What To Do

In most cases, you should not do anything. Usually, nature takes care of this and human interference can cause more harm than good.

However, if the horse is having trouble eating or showing any sign of discomfort that might be associated with a cap, take a photo and share it with your vet for discussion.

If the cap is very loose and the horse seems irritated by it, you may remove it by gently pulling it out with your fingertips. However, if more force is required or you are not confident in safely reaching into your horse's mouth, leave it alone.

What Not To Do

Do not attempt to remove any but the most loose cap, i.e. one that can easily be pulled away with only your fingertips.

Do not use tools to remove caps without the involvement of a veterinarian or technician working under the direct supervision of a vet.

Do not aggressively remove any cap without a good understanding of why you are doing it.

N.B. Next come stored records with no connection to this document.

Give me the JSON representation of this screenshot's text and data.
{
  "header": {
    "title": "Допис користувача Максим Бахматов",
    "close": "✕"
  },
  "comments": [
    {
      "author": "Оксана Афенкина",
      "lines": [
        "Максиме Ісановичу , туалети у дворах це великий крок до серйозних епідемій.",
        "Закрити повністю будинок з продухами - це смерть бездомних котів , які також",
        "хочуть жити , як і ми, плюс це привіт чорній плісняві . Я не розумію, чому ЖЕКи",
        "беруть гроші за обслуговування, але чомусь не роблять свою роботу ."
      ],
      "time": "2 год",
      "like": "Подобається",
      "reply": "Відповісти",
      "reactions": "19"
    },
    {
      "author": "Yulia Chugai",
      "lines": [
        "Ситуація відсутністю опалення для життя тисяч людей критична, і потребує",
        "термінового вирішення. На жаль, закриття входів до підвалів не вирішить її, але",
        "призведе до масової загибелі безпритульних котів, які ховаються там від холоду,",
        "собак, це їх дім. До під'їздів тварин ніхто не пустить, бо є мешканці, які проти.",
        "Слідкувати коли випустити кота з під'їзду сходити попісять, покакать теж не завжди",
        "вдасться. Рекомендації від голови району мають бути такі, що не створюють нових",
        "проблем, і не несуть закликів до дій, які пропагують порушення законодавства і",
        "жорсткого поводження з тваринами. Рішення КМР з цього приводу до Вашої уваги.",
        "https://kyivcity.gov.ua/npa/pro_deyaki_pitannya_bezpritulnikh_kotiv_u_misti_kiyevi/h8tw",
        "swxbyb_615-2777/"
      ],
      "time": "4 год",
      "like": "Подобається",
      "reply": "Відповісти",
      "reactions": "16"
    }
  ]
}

your vet's role

Your vet will conduct a dental exam, evaluate the affected tooth (or teeth) and determine whether or not the loose cap(s) needs to be manually removed or left alone.
Questions Your Vet Might Ask:
  • What is the horse's age, sex, breed and history?
  • Does the horse have difficulty chewing or eating?
  • Is the horse also spilling or dropping feed, or quidding?
  • Has the horse had any dental or mouth issues that you are aware of?
  • When was your horse's last veterinary dental examination?
  • Can you send a photo?

Diagnostics Your Vet May Perform

Figuring out the cause of the problem. These are tests or procedures used by your vet to determine what’s wrong.

Very Common
more diagnostics

further reading & resources

Author: Doug Thal DVM Dipl. ABVP